    This paper presents a new composite soft-switching configuration for single-phase inverters where power bridge leg modules are used. The presented configuration consists of only one inductor and one capacitor as well as two low-power-rated switches/diodes for full-bridge circuits. It can realize snubber functions and/or resonant zero-current switching at any load current for switches in power inverters with unipolar sinusoid pulse width modulation control. The idea presented here is that soft-switching processes at turn-on and turn-off for each active switch in inverters can be different. The detailed circuit operational processes, simulation waveforms, and experimental results are included View full abstract»

    Full text access may be available. Click article title to sign in or learn about subscription options.
  • Feasibility of using ultrasonic flexural waves as a cooling mechanism

    Page(s): 143 - 150
    Save to Project icon | Request Permissions | Click to expandQuick Abstract | PDF file iconPDF (224 KB)  

    The potential convective heat transfer capability of an ultrasonic flexural wave (UFW) is experimentally investigated. The UFW includes an ultrasonic flexural standing wave (USW) and an ultrasonic flexural traveling wave (UTW). The factors that might affect the cooling performance of the UFW are investigated. Those include the vibration amplitude of the UFW, the gap between the cooling source and the object above it, and the temperature of the object being cooled. It was observed that the temperature drop increased with the vibration amplitude.
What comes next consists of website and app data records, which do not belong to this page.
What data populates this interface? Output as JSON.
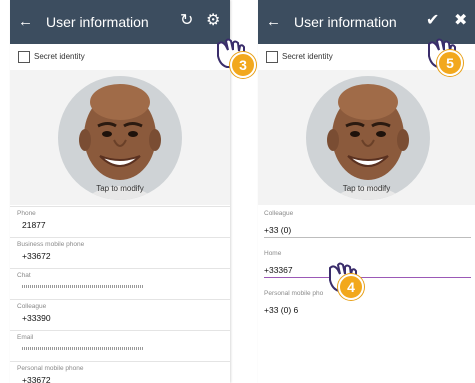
{
  "left_screen": {
    "appbar": {
      "back_icon": "arrow-left-icon",
      "title": "User information",
      "refresh_icon": "refresh-icon",
      "settings_icon": "gear-icon"
    },
    "secret_identity": {
      "label": "Secret identity",
      "checked": false
    },
    "photo": {
      "tap_text": "Tap to modify"
    },
    "fields": [
      {
        "label": "Phone",
        "value": "21877"
      },
      {
        "label": "Business mobile phone",
        "value": "+33672"
      },
      {
        "label": "Chat",
        "value": "",
        "masked": true
      },
      {
        "label": "Colleague",
        "value": "+33390"
      },
      {
        "label": "Email",
        "value": "",
        "masked": true
      },
      {
        "label": "Personal mobile phone",
        "value": "+33672"
      }
    ],
    "step_badge": "3"
  },
  "right_screen": {
    "appbar": {
      "back_icon": "arrow-left-icon",
      "title": "User information",
      "check_icon": "checkmark-icon",
      "close_icon": "close-icon"
    },
    "secret_identity": {
      "label": "Secret identity",
      "checked": false
    },
    "photo": {
      "tap_text": "Tap to modify"
    },
    "fields": [
      {
        "label": "Colleague",
        "value": "+33 (0)"
      },
      {
        "label": "Home",
        "value": "+33367"
      },
      {
        "label": "Personal mobile pho",
        "value": "+33 (0) 6"
      }
    ],
    "step_badges": [
      "4",
      "5"
    ]
  },
  "colors": {
    "appbar": "#3c4d5f",
    "badge": "#f2a81d",
    "active_underline": "#9b59b6"
  }
}
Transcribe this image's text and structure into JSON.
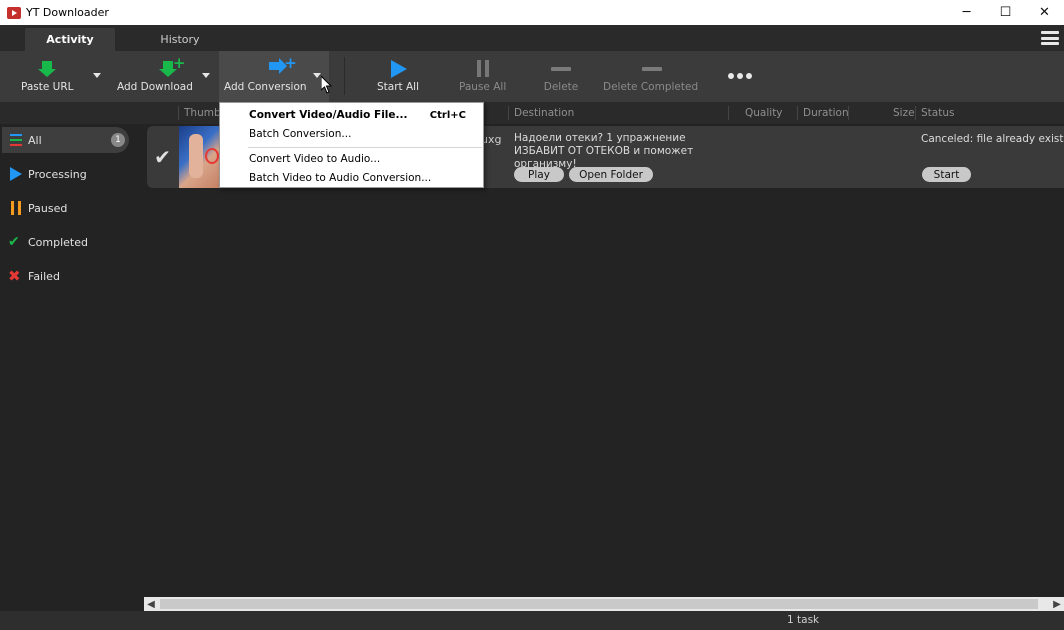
{
  "window": {
    "title": "YT Downloader",
    "controls": {
      "minimize": "─",
      "maximize": "☐",
      "close": "✕"
    }
  },
  "tabs": [
    {
      "label": "Activity",
      "active": true
    },
    {
      "label": "History",
      "active": false
    }
  ],
  "toolbar": {
    "paste_url": "Paste URL",
    "add_download": "Add Download",
    "add_conversion": "Add Conversion",
    "start_all": "Start All",
    "pause_all": "Pause All",
    "delete": "Delete",
    "delete_completed": "Delete Completed"
  },
  "columns": {
    "thumbnail": "Thumbr",
    "destination": "Destination",
    "quality": "Quality",
    "duration": "Duration",
    "size": "Size",
    "status": "Status"
  },
  "sidebar": {
    "items": [
      {
        "label": "All",
        "count": "1",
        "selected": true
      },
      {
        "label": "Processing"
      },
      {
        "label": "Paused"
      },
      {
        "label": "Completed"
      },
      {
        "label": "Failed"
      }
    ]
  },
  "task": {
    "name_fragment": "uxg",
    "destination": "Надоели отеки? 1 упражнение ИЗБАВИТ ОТ ОТЕКОВ и поможет организму!",
    "play_label": "Play",
    "open_folder_label": "Open Folder",
    "status": "Canceled: file already exists",
    "start_label": "Start"
  },
  "menu": {
    "items": [
      {
        "label": "Convert Video/Audio File...",
        "shortcut": "Ctrl+C"
      },
      {
        "label": "Batch Conversion..."
      },
      {
        "label": "Convert Video to Audio..."
      },
      {
        "label": "Batch Video to Audio Conversion..."
      }
    ]
  },
  "statusbar": {
    "text": "1 task"
  },
  "colors": {
    "accent_blue": "#2196f3",
    "success_green": "#19b84a",
    "paused_orange": "#f39c1f",
    "failed_red": "#e53935",
    "background": "#232323",
    "toolbar": "#3b3b3b"
  }
}
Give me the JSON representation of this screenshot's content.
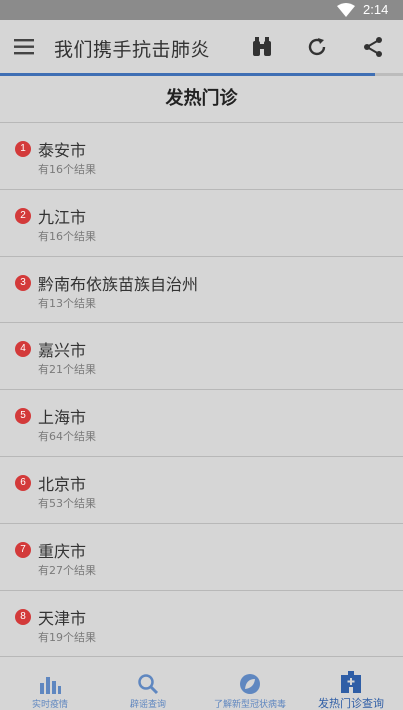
{
  "status_bar": {
    "time": "2:14"
  },
  "app_bar": {
    "title": "我们携手抗击肺炎",
    "icons": [
      "menu-icon",
      "binoculars-icon",
      "refresh-icon",
      "share-icon"
    ]
  },
  "progress": {
    "value": 0.93,
    "color": "#3f6fb4"
  },
  "section": {
    "title": "发热门诊"
  },
  "items": [
    {
      "rank": "1",
      "name": "泰安市",
      "count": "有16个结果"
    },
    {
      "rank": "2",
      "name": "九江市",
      "count": "有16个结果"
    },
    {
      "rank": "3",
      "name": "黔南布依族苗族自治州",
      "count": "有13个结果"
    },
    {
      "rank": "4",
      "name": "嘉兴市",
      "count": "有21个结果"
    },
    {
      "rank": "5",
      "name": "上海市",
      "count": "有64个结果"
    },
    {
      "rank": "6",
      "name": "北京市",
      "count": "有53个结果"
    },
    {
      "rank": "7",
      "name": "重庆市",
      "count": "有27个结果"
    },
    {
      "rank": "8",
      "name": "天津市",
      "count": "有19个结果"
    }
  ],
  "bottom_nav": [
    {
      "label": "实时疫情",
      "icon": "bar-chart-icon"
    },
    {
      "label": "辟谣查询",
      "icon": "search-icon"
    },
    {
      "label": "了解新型冠状病毒",
      "icon": "leaf-icon"
    },
    {
      "label": "发热门诊查询",
      "icon": "hospital-icon",
      "active": true
    }
  ],
  "colors": {
    "badge": "#d33a3a",
    "accent": "#3f6fb4",
    "nav": "#5f87c0"
  }
}
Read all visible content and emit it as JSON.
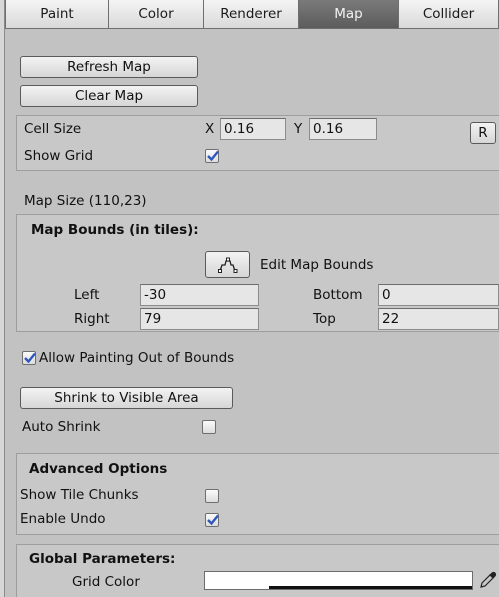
{
  "tabs": [
    {
      "label": "Paint",
      "active": false
    },
    {
      "label": "Color",
      "active": false
    },
    {
      "label": "Renderer",
      "active": false
    },
    {
      "label": "Map",
      "active": true
    },
    {
      "label": "Collider",
      "active": false
    }
  ],
  "buttons": {
    "refresh_map": "Refresh Map",
    "clear_map": "Clear Map",
    "reset": "R",
    "shrink": "Shrink to Visible Area"
  },
  "cell": {
    "label": "Cell Size",
    "x_label": "X",
    "x_value": "0.16",
    "y_label": "Y",
    "y_value": "0.16",
    "show_grid_label": "Show Grid",
    "show_grid": true
  },
  "map_size": "Map Size (110,23)",
  "bounds": {
    "title": "Map Bounds (in tiles):",
    "edit_label": "Edit Map Bounds",
    "left_label": "Left",
    "left_value": "-30",
    "right_label": "Right",
    "right_value": "79",
    "bottom_label": "Bottom",
    "bottom_value": "0",
    "top_label": "Top",
    "top_value": "22"
  },
  "allow_out_of_bounds": {
    "label": "Allow Painting Out of Bounds",
    "checked": true
  },
  "auto_shrink": {
    "label": "Auto Shrink",
    "checked": false
  },
  "advanced": {
    "title": "Advanced Options",
    "show_chunks_label": "Show Tile Chunks",
    "show_chunks": false,
    "undo_label": "Enable Undo",
    "undo": true
  },
  "global": {
    "title": "Global Parameters:",
    "grid_color_label": "Grid Color",
    "grid_color": "#ffffff",
    "grid_alpha": 0.75
  },
  "colors": {
    "panel_bg": "#c2c2c2",
    "active_tab": "#6a6a6a",
    "check_blue": "#2e57b8"
  }
}
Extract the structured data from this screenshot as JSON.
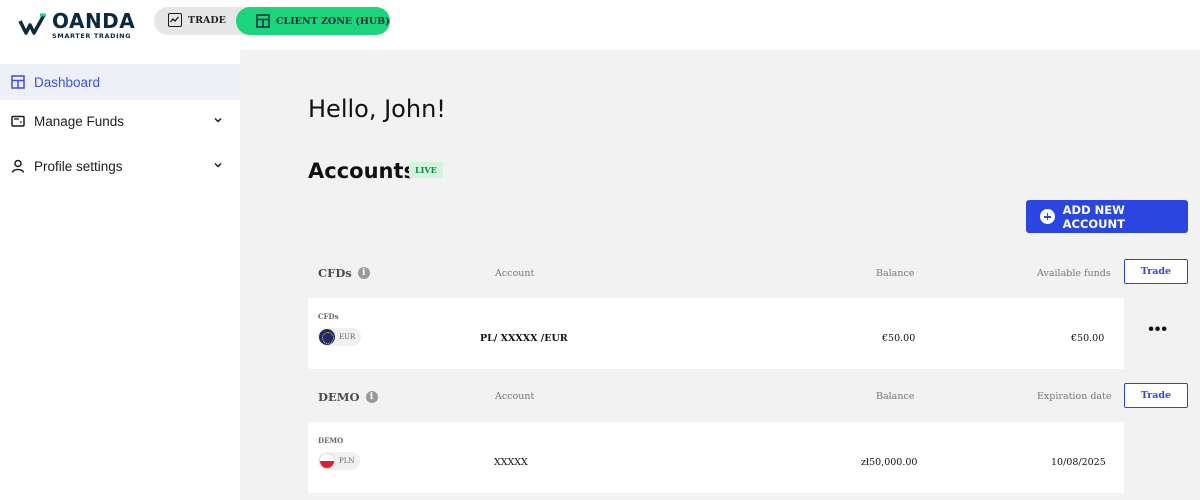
{
  "header": {
    "brand": "OANDA",
    "tagline": "SMARTER TRADING",
    "tabs": [
      {
        "label": "TRADE",
        "icon": "chart-line-icon"
      },
      {
        "label": "CLIENT ZONE (HUB)",
        "icon": "dashboard-icon",
        "active": true
      }
    ],
    "accent_color": "#1cd47a"
  },
  "sidebar": {
    "items": [
      {
        "label": "Dashboard",
        "icon": "dashboard-icon",
        "active": true
      },
      {
        "label": "Manage Funds",
        "icon": "wallet-icon",
        "expandable": true
      },
      {
        "label": "Profile settings",
        "icon": "user-icon",
        "expandable": true
      }
    ]
  },
  "main": {
    "greeting": "Hello, John!",
    "accounts_title": "Accounts",
    "live_badge": "LIVE",
    "add_account_label": "ADD NEW ACCOUNT",
    "sections": [
      {
        "title": "CFDs",
        "col_account": "Account",
        "col_balance": "Balance",
        "col_last": "Available funds",
        "trade_label": "Trade",
        "rows": [
          {
            "type": "CFDs",
            "currency": "EUR",
            "flag": "eu",
            "account": "PL/ XXXXX /EUR",
            "balance": "€50.00",
            "last": "€50.00",
            "menu": "•••"
          }
        ]
      },
      {
        "title": "DEMO",
        "col_account": "Account",
        "col_balance": "Balance",
        "col_last": "Expiration date",
        "trade_label": "Trade",
        "rows": [
          {
            "type": "DEMO",
            "currency": "PLN",
            "flag": "pl",
            "account": "XXXXX",
            "balance": "zł50,000.00",
            "last": "10/08/2025"
          }
        ]
      }
    ],
    "primary_color": "#2b46e0"
  }
}
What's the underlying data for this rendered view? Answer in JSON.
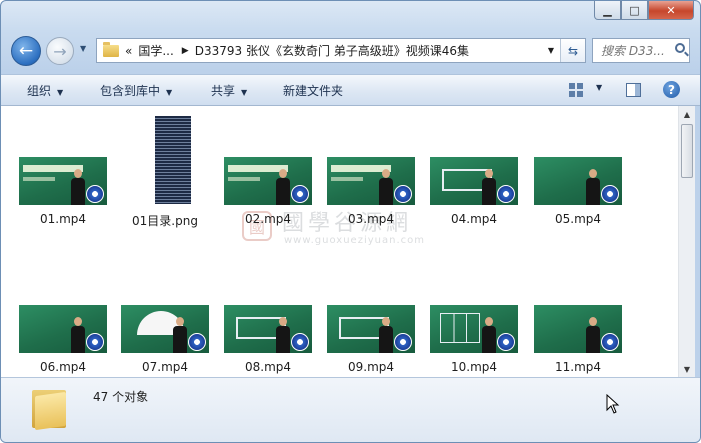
{
  "window": {
    "caption_buttons": {
      "minimize": "▁",
      "maximize": "□",
      "close": "✕"
    }
  },
  "navbar": {
    "back_glyph": "←",
    "forward_glyph": "→",
    "dropdown_glyph": "▼",
    "breadcrumb": {
      "overflow": "«",
      "parent": "国学...",
      "separator": "▶",
      "current": "D33793 张仪《玄数奇门 弟子高级班》视频课46集"
    },
    "address_dropdown_glyph": "▼",
    "refresh_glyph": "⇆",
    "search_placeholder": "搜索 D33..."
  },
  "toolbar": {
    "organize": "组织",
    "include_in_library": "包含到库中",
    "share": "共享",
    "new_folder": "新建文件夹",
    "arrow": "▼",
    "help": "?"
  },
  "files": [
    {
      "name": "01.mp4",
      "type": "video",
      "style": "banner"
    },
    {
      "name": "01目录.png",
      "type": "image",
      "style": "png"
    },
    {
      "name": "02.mp4",
      "type": "video",
      "style": "banner"
    },
    {
      "name": "03.mp4",
      "type": "video",
      "style": "banner"
    },
    {
      "name": "04.mp4",
      "type": "video",
      "style": "board"
    },
    {
      "name": "05.mp4",
      "type": "video",
      "style": "plain"
    },
    {
      "name": "06.mp4",
      "type": "video",
      "style": "plain"
    },
    {
      "name": "07.mp4",
      "type": "video",
      "style": "fan"
    },
    {
      "name": "08.mp4",
      "type": "video",
      "style": "board"
    },
    {
      "name": "09.mp4",
      "type": "video",
      "style": "board"
    },
    {
      "name": "10.mp4",
      "type": "video",
      "style": "grid"
    },
    {
      "name": "11.mp4",
      "type": "video",
      "style": "plain"
    }
  ],
  "watermark": {
    "logo": "國",
    "text": "國學谷源網",
    "url": "www.guoxueziyuan.com"
  },
  "scrollbar": {
    "up": "▲",
    "down": "▼"
  },
  "status": {
    "item_count": "47 个对象"
  }
}
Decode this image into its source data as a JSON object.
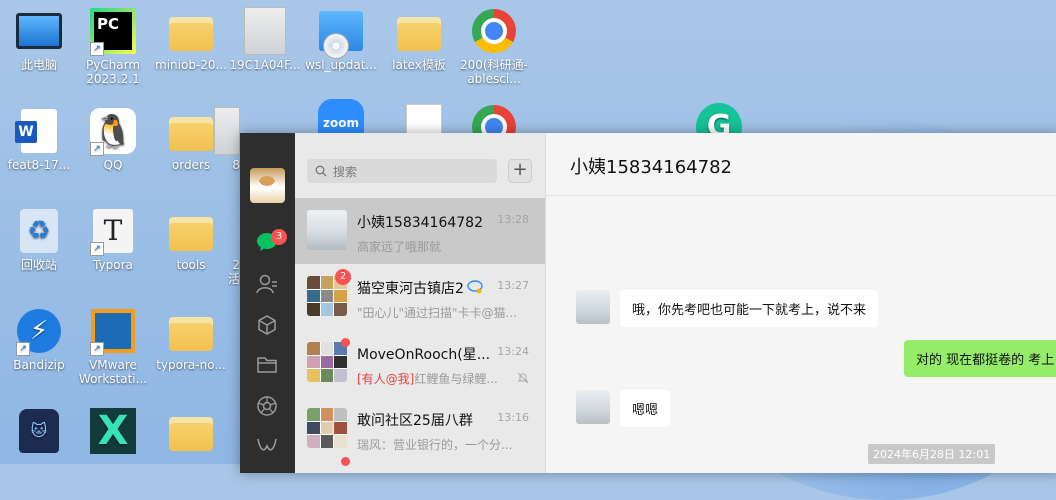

At gaps below 100 μm, a temperature drop was not observed. As the gap was increased to more than 100 μm, the temperature drop increased until it reached an optimum gap producing maximum temperature drop. Beyond the optimum gap, the temperature drop began to decrease. Also, it was observed that the temperature drop increased as the temperature difference between the object and ambient air increased. The cooling performance of the USW and UTW was investigated and compared. The differences in cooling performance were found to be insignificant. This indicates that acoustic streaming is the dominant factor in the convective heat transfer using the UFW. However, using resonance, the UTW creates a temperature drop six times greater than the UTW for a given power supply. With the USW having a vibration amplitude of 25 μm, an object at 98°C was cooled down to 58°C in 5 min. The temperature drop obtained by using the USW was approximately 80% of a conventional fan oriented with respect to the heated object such that the maximum heat transfer occurs. The UFW-based fan offers advantages over the conventional fan, such as silent operation, minimal heat dissipation, lack of wearing parts, and slim profile. These benefits make the fan an ideal candidate for cooling miniature parts in an enclosed workspace. Finally, a possible design option for minimizing the fan using thin-film PZT is presented View full abstract»

    Full text access may be available. Click article title to sign in or learn about subscription options.

Aims & Scope

IEEE Transactions on Industrial Electronics encompasses the applications of electronics, controls and communications, instrumentation and computational intelligence for the enhancement of industrial and manufacturing systems and processes.

Full Aims & Scope

Meet Our Editors

Editor-in-Chief
Carlo Cecati
DISIM - Univ. degli Studi dell'Aquila
67100 Aquila, Italy
c.cecati@ieee.org
Phone: +39 0862 434 450
Fax: +39 0862 1960 411